This week’s readings prompted a lot of thought about the logistics of the online discussion, syllabus, and organization of an online class in general. I realize all my questions don’t need to be answered right now, but I appreciate any insights you all have!
Warnock’s Chapter 4 (and also Tony’s video) made me realize the #1 thing I should be looking for when setting up my class in a LMS are the collaborative spaces. The areas in which students can “talk” and see their classmates’ ideas are going to be key in designing an online course. These are areas of Canvas I haven’t used much at all teaching on-site (except Google docs). The discussion board section, the place that will replace the in class whiteboard will the of utmost importance in an online class. This leads me to wonder: what are those spaces in Canvas? And how many different spaces like that do you utilize to keep the class interesting and dynamic, but not so many to make it annoying or gimmicky?

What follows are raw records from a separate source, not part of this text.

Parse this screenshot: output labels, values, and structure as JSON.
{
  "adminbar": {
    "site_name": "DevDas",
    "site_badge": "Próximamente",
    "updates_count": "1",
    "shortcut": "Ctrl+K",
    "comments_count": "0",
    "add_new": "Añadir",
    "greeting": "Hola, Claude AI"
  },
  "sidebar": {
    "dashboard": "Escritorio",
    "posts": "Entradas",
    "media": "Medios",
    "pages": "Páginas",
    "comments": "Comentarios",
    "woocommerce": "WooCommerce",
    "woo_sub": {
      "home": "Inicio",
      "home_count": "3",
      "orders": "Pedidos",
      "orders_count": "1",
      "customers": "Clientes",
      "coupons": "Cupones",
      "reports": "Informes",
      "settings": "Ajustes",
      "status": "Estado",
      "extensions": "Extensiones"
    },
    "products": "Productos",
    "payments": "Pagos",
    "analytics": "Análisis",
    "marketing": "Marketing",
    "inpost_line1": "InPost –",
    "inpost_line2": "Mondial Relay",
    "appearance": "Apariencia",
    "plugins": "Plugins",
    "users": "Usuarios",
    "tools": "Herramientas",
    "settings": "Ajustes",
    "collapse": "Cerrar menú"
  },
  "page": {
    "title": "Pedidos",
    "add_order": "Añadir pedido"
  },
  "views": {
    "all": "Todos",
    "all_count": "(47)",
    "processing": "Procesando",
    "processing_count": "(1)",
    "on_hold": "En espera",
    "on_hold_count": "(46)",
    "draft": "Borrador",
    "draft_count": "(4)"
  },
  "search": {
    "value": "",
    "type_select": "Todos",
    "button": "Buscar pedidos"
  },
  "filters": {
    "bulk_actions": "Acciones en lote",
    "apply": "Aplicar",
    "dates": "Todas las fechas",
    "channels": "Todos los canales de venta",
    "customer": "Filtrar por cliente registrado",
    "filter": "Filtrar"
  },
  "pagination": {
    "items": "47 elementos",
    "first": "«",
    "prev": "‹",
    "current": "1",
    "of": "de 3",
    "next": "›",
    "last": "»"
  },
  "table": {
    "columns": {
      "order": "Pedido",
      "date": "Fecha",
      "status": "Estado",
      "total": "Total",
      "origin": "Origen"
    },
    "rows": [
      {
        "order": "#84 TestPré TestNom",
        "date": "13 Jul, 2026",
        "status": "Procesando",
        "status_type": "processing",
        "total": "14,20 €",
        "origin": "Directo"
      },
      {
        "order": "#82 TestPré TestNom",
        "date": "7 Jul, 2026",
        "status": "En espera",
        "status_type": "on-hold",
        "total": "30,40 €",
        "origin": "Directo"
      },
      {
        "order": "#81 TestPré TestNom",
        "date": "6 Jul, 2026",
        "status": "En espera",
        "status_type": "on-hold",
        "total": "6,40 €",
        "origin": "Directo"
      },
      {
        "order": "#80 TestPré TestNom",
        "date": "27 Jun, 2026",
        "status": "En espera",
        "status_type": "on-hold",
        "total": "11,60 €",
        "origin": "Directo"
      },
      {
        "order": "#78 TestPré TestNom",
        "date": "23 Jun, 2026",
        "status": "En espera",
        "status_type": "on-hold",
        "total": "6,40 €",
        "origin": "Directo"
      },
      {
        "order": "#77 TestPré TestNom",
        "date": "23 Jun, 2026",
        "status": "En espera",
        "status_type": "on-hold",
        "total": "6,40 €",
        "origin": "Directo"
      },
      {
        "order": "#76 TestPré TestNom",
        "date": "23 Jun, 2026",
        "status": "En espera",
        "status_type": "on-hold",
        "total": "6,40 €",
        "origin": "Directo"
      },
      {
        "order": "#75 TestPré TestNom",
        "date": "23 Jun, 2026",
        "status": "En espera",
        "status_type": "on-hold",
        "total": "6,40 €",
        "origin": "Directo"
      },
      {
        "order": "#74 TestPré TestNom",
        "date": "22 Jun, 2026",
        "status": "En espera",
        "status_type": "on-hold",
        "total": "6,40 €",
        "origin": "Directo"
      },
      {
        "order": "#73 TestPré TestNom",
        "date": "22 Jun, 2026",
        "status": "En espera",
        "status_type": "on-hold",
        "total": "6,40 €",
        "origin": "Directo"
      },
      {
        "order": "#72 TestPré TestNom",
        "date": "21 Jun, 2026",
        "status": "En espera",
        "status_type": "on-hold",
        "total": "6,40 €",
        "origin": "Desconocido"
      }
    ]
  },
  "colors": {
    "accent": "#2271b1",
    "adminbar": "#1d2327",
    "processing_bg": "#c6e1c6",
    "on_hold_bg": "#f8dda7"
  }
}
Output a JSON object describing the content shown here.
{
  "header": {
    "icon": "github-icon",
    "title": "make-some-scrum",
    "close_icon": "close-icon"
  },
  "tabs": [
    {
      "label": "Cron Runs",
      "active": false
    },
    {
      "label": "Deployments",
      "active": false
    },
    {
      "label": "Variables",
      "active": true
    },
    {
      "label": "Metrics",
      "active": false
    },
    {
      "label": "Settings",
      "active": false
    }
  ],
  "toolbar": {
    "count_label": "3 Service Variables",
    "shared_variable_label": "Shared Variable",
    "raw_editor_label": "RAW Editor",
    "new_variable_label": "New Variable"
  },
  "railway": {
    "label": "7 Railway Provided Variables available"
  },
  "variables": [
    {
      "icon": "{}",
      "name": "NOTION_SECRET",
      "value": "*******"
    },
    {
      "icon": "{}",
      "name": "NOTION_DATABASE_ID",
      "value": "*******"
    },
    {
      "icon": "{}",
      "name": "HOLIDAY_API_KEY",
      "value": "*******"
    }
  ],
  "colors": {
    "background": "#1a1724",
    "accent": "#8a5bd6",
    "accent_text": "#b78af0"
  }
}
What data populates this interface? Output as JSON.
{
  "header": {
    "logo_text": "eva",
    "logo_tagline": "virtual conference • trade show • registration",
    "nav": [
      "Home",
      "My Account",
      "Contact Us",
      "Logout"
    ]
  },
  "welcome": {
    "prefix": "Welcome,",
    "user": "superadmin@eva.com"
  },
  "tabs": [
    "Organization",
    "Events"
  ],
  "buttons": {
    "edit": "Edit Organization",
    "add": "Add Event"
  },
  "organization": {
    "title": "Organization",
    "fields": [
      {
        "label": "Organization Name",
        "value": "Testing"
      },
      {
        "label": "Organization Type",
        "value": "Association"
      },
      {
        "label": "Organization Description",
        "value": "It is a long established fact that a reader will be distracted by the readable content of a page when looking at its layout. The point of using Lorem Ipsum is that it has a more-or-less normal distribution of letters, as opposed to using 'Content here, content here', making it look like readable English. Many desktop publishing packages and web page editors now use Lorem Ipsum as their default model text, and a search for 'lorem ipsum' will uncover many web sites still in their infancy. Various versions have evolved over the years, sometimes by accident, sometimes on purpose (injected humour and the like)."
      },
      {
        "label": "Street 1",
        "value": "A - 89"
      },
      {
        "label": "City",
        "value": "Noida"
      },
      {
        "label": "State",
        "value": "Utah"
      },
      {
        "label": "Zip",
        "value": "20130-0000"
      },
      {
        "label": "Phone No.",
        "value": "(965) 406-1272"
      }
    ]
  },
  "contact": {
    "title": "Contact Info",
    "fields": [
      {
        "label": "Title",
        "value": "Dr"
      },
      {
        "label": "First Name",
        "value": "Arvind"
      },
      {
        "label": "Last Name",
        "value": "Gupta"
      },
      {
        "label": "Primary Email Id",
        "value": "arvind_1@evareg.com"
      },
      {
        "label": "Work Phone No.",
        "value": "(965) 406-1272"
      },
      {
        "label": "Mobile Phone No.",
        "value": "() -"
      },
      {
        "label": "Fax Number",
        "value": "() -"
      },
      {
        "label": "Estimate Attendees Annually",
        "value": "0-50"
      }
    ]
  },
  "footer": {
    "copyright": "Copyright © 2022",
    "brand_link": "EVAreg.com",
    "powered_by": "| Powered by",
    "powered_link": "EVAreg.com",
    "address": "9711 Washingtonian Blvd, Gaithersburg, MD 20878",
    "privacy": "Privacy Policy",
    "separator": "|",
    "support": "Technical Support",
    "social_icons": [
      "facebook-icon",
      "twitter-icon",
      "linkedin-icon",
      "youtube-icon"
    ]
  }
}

Also, Warnock recommends using chat features for synchronous textual conversations (32). I understand how chat works when you’re signed in to Google, but what about Canvas? There isn’t chat there, right? I think Zoom has the chat option, but could you or would you use it without also using video? Warnock also mentions “whiteboard” technologies (34). What would be an example of that (besides Anna’s imagined LMS). Maybe when he wrote the book the tools were going in a different direction…?
When thinking about planning a lesson or series of idea-generating elements (like Tony demonstrated in his video) the stages or steps become really important, since the instructor has to wait for everyone to get a chance to respond asynchronously. Warnock recommends to “pose simple, direct questions to students initially, and then during the week, work toward a more complex learning goal” (31-2). I’m wondering about the logistics of this type of back-and-forth. How many due dates per week do you all give students? (I haven’t taught more than a two-day-a-week class, so I’m unsure if it’s appropriate to assign more items due in a week than that.) In an onsite class, a few steps can be worked through in one class period, since you’re all together.
In Warnock’s blog, in his “Online peer review writing groups” entry, he discusses some of the challenges with f2f peer review (similar to the issues Anna mentioned last week), and how much better peer review is in an online class. He says the reviews are cumulative, so each new peer reviewer needs to account for and comment on the previous reviewers’ comments, whether they are agreeing with them or contradicting them, and the student writer could then check with the writing center or the instructor to feel more confident in the “right” answer. He also mentions student are more apt to trust each other’s comments when they’ve been reading their writing all semester as a way of communicating online. I can’t imagine that cumulative reviewing will solve all/any problems Anna mentioned, like peers not trusting each other’s feedback, and not having the skills or confidence to do a helpful review, but I appreciate his optimism. Making a consultation with the instructor or writing center a final step of the peer review process seems like a good idea to me. I always encourage students to do this, but very few of them take advantage of the additional help.
In Chapter 5, about the syllabus, the one note that struck me was accessibility. For my f2f students, I answer emails as long as I’m awake, pretty much immediately because they email me so infrequently. In an online class, I am afraid I would feel the same urgency to answer and then it would feel like I was always working. I relate to Warnock’s point (somewhere in there) that student availability might be very different from mine, since I wake up early and go to bed early. Most of my student’s work comes in when I’m asleep. So do I give them hours I’m available to answer emails like 9-5? Or should it be a few hours a day? And of course if I’m working from home (which means also parenting) my actual hours I’m answering emails will vary daily and are quite unpredictable (try telling a 3 year old you can’t find her lovey because you are working). What do other instructors do about their hours of availability?
Lastly, and this is a bit of a tangent, but Warnock mentions video games as a new space for teaching. I’m not into video games, but I am into art, and the game element got me thinking about an immersive art experience my friend just visited in Santa Fe called Meow Wolf. It’s a house you can walk through and interact with, and there’s a mystery to solve of some missing children and a devilish uncle, and some magical elements like portals and afterlives. The house is full of clues to put the puzzle together, in the form of letters, newspaper articles, family photos, websites, articles about portals, etc. There’s a lot of texts to “read” along with the physical interaction. I started to wonder if there was a way to make a class like this. It would be almost like a game, with a problem to solve at the beginning, and clues provided throughout. Each unit gets you deeper into the puzzle and readings are about various aspects of the puzzle. Student essay assignments could be themed around some element they’ve figured out, or a theory they’re responding to. An online class seems to be the most natural way to go about it. The only challenge is that I’m not a writer or an artist! I also realize the topic would have to be expansive enough to keep everyone interested the whole semester, but my friend spent 8.5 hours in Meow Wolf, so it’s definitely possible. If only I could “borrow” all the materials they’ve already prepared 😉 Perhaps choosing a real-life topic, like that podcast “Serial” that built a story over the course of many weeks with research and talking to witnesses and so on. What do you guys think?!
Thanks for reading!